▶ **Exercise directions**:
Search the records for the string "dinner" and copy every line where it turns up.
Records provided below:
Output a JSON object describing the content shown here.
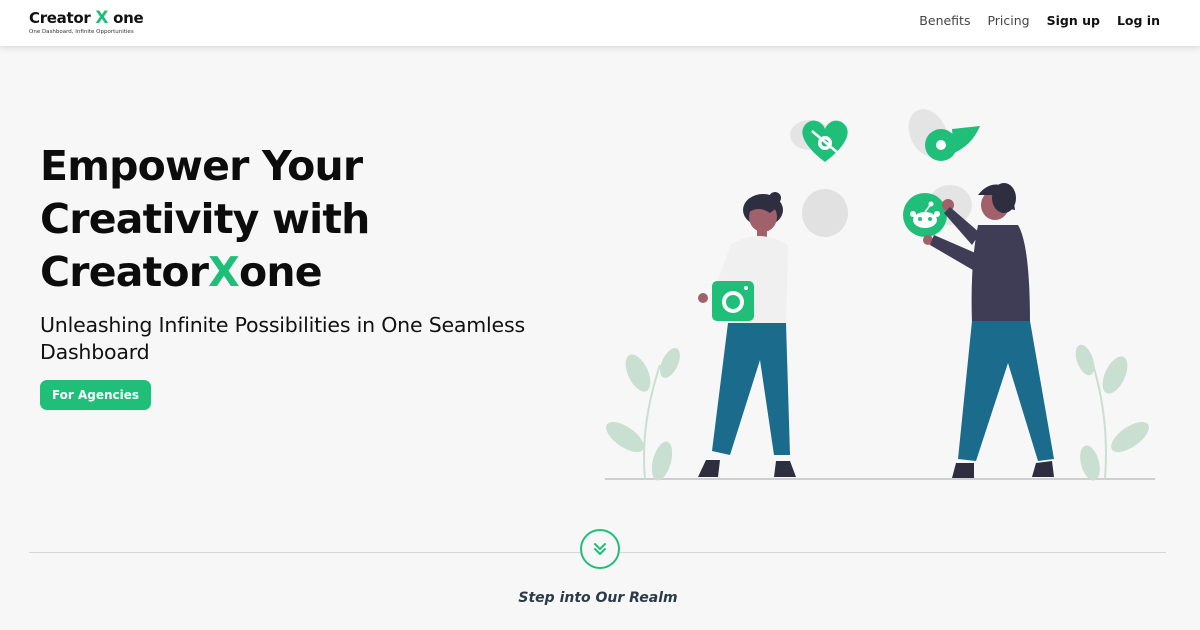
{
  "brand": {
    "name_part1": "Creator ",
    "name_x": "X",
    "name_part2": " one",
    "tagline": "One Dashboard, Infinite Opportunities"
  },
  "nav": {
    "items": [
      {
        "label": "Benefits"
      },
      {
        "label": "Pricing"
      },
      {
        "label": "Sign up"
      },
      {
        "label": "Log in"
      }
    ]
  },
  "hero": {
    "title_line1": "Empower Your",
    "title_line2": "Creativity with",
    "title_line3_part1": "Creator",
    "title_line3_x": "X",
    "title_line3_part2": "one",
    "subtitle": "Unleashing Infinite Possibilities in One Seamless Dashboard",
    "cta_label": "For Agencies"
  },
  "section": {
    "step_label": "Step into Our Realm"
  },
  "colors": {
    "accent": "#1fbf7a",
    "navy": "#3f3d56",
    "teal_pants": "#1a6b8c",
    "leaf": "#c9dfd2"
  },
  "icons": [
    "heart-logo-icon",
    "onlyfans-icon",
    "reddit-icon",
    "instagram-icon",
    "double-chevron-down-icon"
  ]
}
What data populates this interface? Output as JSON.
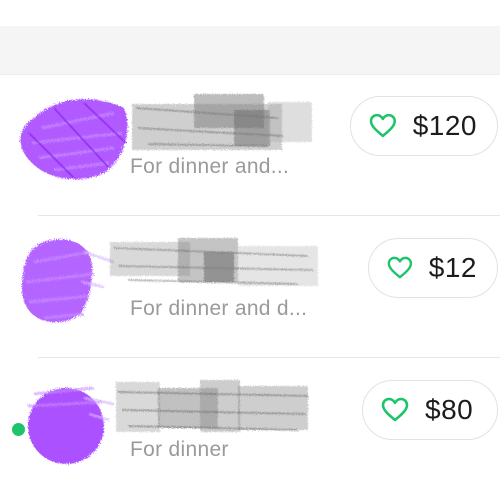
{
  "colors": {
    "accent_green": "#1ec46a",
    "avatar_purple": "#9b30ff",
    "note_gray": "#9a9a9a"
  },
  "transactions": [
    {
      "note": "For dinner and...",
      "amount": "$120",
      "icon": "heart-icon"
    },
    {
      "note": "For dinner and d...",
      "amount": "$12",
      "icon": "heart-icon"
    },
    {
      "note": "For dinner",
      "amount": "$80",
      "icon": "heart-icon"
    }
  ]
}
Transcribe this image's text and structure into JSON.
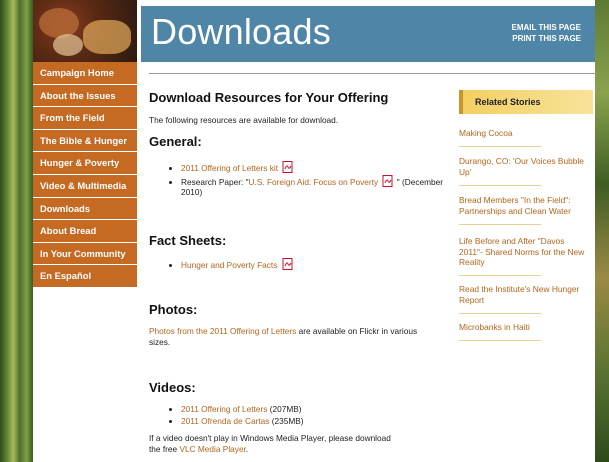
{
  "header": {
    "title": "Downloads",
    "links": [
      "EMAIL THIS PAGE",
      "PRINT THIS PAGE"
    ]
  },
  "sidebar": {
    "items": [
      "Campaign Home",
      "About the Issues",
      "From the Field",
      "The Bible & Hunger",
      "Hunger & Poverty",
      "Video & Multimedia",
      "Downloads",
      "About Bread",
      "In Your Community",
      "En Español"
    ]
  },
  "main": {
    "heading": "Download Resources for Your Offering",
    "intro": "The following resources are available for download.",
    "general": {
      "title": "General:",
      "item1_link": "2011 Offering of Letters kit",
      "item2_prefix": "Research Paper: \"",
      "item2_link": "U.S. Foreign Aid: Focus on Poverty",
      "item2_suffix": "\" (December 2010)"
    },
    "fact_sheets": {
      "title": "Fact Sheets:",
      "item1_link": "Hunger and Poverty Facts"
    },
    "photos": {
      "title": "Photos:",
      "link": "Photos from the 2011 Offering of Letters",
      "text": " are available on Flickr in various sizes."
    },
    "videos": {
      "title": "Videos:",
      "item1_link": "2011 Offering of Letters",
      "item1_size": " (207MB)",
      "item2_link": "2011 Ofrenda de Cartas",
      "item2_size": " (235MB)",
      "note_text": "If a video doesn't play in Windows Media Player, please download the free ",
      "note_link": "VLC Media Player",
      "note_end": "."
    }
  },
  "related": {
    "title": "Related Stories",
    "stories": [
      "Making Cocoa",
      "Durango, CO: 'Our Voices Bubble Up'",
      "Bread Members \"In the Field\": Partnerships and Clean Water",
      "Life Before and After \"Davos 2011\"- Shared Norms for the New Reality",
      "Read the Institute's New Hunger Report",
      "Microbanks in Haiti"
    ]
  },
  "colors": {
    "nav": "#c56a22",
    "header": "#4f86a8",
    "link": "#b5651d",
    "related_header": "#f3cf62"
  },
  "icons": {
    "pdf": "pdf-icon"
  }
}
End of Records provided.
▶ **Reply to the exercise**:
      "note": "For dinner and...",
      "note": "For dinner and d...",
      "note": "For dinner",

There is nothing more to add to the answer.